Still, there is no solid proof any of the above was how Rayford got the disease. There are other theories. There are accounts that Rayford had claimed to doctors that his grandfather, Percy Rayford, had suffered similar symptoms and died in his early 50s in 1966. Researchers had tossed around the idea that perhaps Rayford was born with the disease, but Rayford did have two siblings who lived full lives and his mother lived to be 80.
Edward Hooper's book "The River" even theorizes he might have gotten it from open-air chemical tests done by the Army Chemical Corps in the 1950s in the area of St. Louis that Rayford lived. This book, however, has been heavily criticized since its publication in 1999 and that scenario seems unlikely.
In all likeliness the most widely accepted theory is that Rayford likely contracted the disease through prostitution. The mystery is just where and from whom. Today further tests could be done to his tissue and blood to study the strain of HIV he had which might reveal more information, but his samples have since disappeared after the initial 1987 discovery. Other than pictures in the 1973 journal article of his swollen body parts, no photographs of him have ever surfaced.
Despite the importance of his story, it is relatively completely forgotten today.
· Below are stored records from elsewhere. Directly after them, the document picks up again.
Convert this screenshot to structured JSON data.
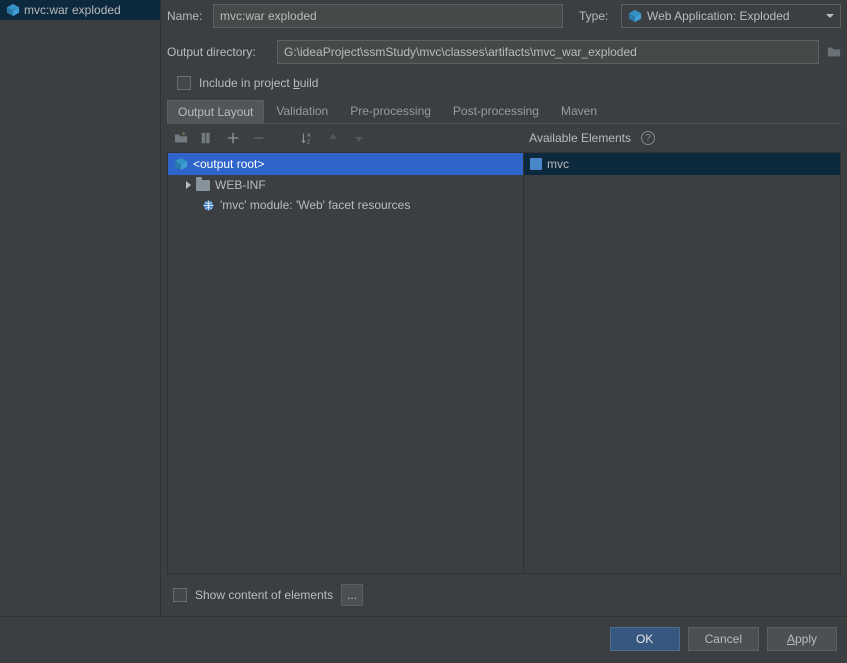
{
  "sidebar": {
    "artifact": "mvc:war exploded"
  },
  "form": {
    "name_label": "Name:",
    "name_value": "mvc:war exploded",
    "type_label": "Type:",
    "type_value": "Web Application: Exploded",
    "outdir_label": "Output directory:",
    "outdir_value": "G:\\ideaProject\\ssmStudy\\mvc\\classes\\artifacts\\mvc_war_exploded",
    "include_build_prefix": "Include in project ",
    "include_build_u": "b",
    "include_build_suffix": "uild"
  },
  "tabs": {
    "output_layout": "Output Layout",
    "validation": "Validation",
    "pre_processing": "Pre-processing",
    "post_processing": "Post-processing",
    "maven": "Maven"
  },
  "toolbar": {
    "available_label": "Available Elements"
  },
  "tree": {
    "root": "<output root>",
    "webinf": "WEB-INF",
    "web_facet": "'mvc' module: 'Web' facet resources"
  },
  "avail": {
    "mvc": "mvc"
  },
  "bottom": {
    "show_content": "Show content of elements",
    "dots": "..."
  },
  "buttons": {
    "ok": "OK",
    "cancel": "Cancel",
    "apply_u": "A",
    "apply_rest": "pply"
  }
}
Rayford's memory should be remembered though as one of first certain victims to suffer from this horrid disease...not only in the context of the disease but because he suffered from it when nobody could understand what it was or what to do about it and, as only a teenage boy, that must have been terrifying.